* _WHAT THE EXERCISE ASKS_
When responding, copy every record below exactly as it appears.

***** MATERIAL PROVIDED *****

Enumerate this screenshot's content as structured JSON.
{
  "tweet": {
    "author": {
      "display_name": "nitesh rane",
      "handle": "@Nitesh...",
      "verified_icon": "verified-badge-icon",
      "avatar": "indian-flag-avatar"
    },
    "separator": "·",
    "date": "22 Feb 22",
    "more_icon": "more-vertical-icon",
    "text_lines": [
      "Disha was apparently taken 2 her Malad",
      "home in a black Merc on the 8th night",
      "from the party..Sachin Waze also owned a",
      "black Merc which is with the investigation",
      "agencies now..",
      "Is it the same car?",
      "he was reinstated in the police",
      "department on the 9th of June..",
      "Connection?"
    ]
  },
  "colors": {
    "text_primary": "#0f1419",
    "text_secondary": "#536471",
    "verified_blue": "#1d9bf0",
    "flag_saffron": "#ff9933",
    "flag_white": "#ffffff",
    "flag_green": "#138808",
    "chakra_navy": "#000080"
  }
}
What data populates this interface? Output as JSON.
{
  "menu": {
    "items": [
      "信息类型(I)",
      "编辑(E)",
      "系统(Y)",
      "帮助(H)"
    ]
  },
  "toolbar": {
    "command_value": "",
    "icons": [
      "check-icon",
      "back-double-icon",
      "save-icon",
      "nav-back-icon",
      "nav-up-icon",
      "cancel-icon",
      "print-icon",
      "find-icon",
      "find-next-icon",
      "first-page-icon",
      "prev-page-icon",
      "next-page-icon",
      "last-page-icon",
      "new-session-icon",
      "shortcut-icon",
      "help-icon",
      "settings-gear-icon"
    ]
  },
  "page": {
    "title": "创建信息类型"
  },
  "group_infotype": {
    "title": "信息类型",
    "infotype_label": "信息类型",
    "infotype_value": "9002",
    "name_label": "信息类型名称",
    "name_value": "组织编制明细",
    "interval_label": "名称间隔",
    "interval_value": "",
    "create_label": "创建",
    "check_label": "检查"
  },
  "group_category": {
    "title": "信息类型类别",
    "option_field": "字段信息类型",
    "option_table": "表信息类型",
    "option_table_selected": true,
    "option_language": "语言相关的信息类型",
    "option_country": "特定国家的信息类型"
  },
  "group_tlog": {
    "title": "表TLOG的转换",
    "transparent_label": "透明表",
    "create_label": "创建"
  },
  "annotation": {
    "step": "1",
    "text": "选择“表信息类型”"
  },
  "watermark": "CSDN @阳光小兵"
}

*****

* _EXERCISE ANSWER_
Enumerate this screenshot's content as structured JSON.
{
  "tweet": {
    "author": {
      "display_name": "nitesh rane",
      "handle": "@Nitesh...",
      "verified_icon": "verified-badge-icon",
      "avatar": "indian-flag-avatar"
    },
    "separator": "·",
    "date": "22 Feb 22",
    "more_icon": "more-vertical-icon",
    "text_lines": [
      "Disha was apparently taken 2 her Malad",
      "home in a black Merc on the 8th night",
      "from the party..Sachin Waze also owned a",
      "black Merc which is with the investigation",
      "agencies now..",
      "Is it the same car?",
      "he was reinstated in the police",
      "department on the 9th of June..",
      "Connection?"
    ]
  },
  "colors": {
    "text_primary": "#0f1419",
    "text_secondary": "#536471",
    "verified_blue": "#1d9bf0",
    "flag_saffron": "#ff9933",
    "flag_white": "#ffffff",
    "flag_green": "#138808",
    "chakra_navy": "#000080"
  }
}
What data populates this interface? Output as JSON.
{
  "menu": {
    "items": [
      "信息类型(I)",
      "编辑(E)",
      "系统(Y)",
      "帮助(H)"
    ]
  },
  "toolbar": {
    "command_value": "",
    "icons": [
      "check-icon",
      "back-double-icon",
      "save-icon",
      "nav-back-icon",
      "nav-up-icon",
      "cancel-icon",
      "print-icon",
      "find-icon",
      "find-next-icon",
      "first-page-icon",
      "prev-page-icon",
      "next-page-icon",
      "last-page-icon",
      "new-session-icon",
      "shortcut-icon",
      "help-icon",
      "settings-gear-icon"
    ]
  },
  "page": {
    "title": "创建信息类型"
  },
  "group_infotype": {
    "title": "信息类型",
    "infotype_label": "信息类型",
    "infotype_value": "9002",
    "name_label": "信息类型名称",
    "name_value": "组织编制明细",
    "interval_label": "名称间隔",
    "interval_value": "",
    "create_label": "创建",
    "check_label": "检查"
  },
  "group_category": {
    "title": "信息类型类别",
    "option_field": "字段信息类型",
    "option_table": "表信息类型",
    "option_table_selected": true,
    "option_language": "语言相关的信息类型",
    "option_country": "特定国家的信息类型"
  },
  "group_tlog": {
    "title": "表TLOG的转换",
    "transparent_label": "透明表",
    "create_label": "创建"
  },
  "annotation": {
    "step": "1",
    "text": "选择“表信息类型”"
  },
  "watermark": "CSDN @阳光小兵"
}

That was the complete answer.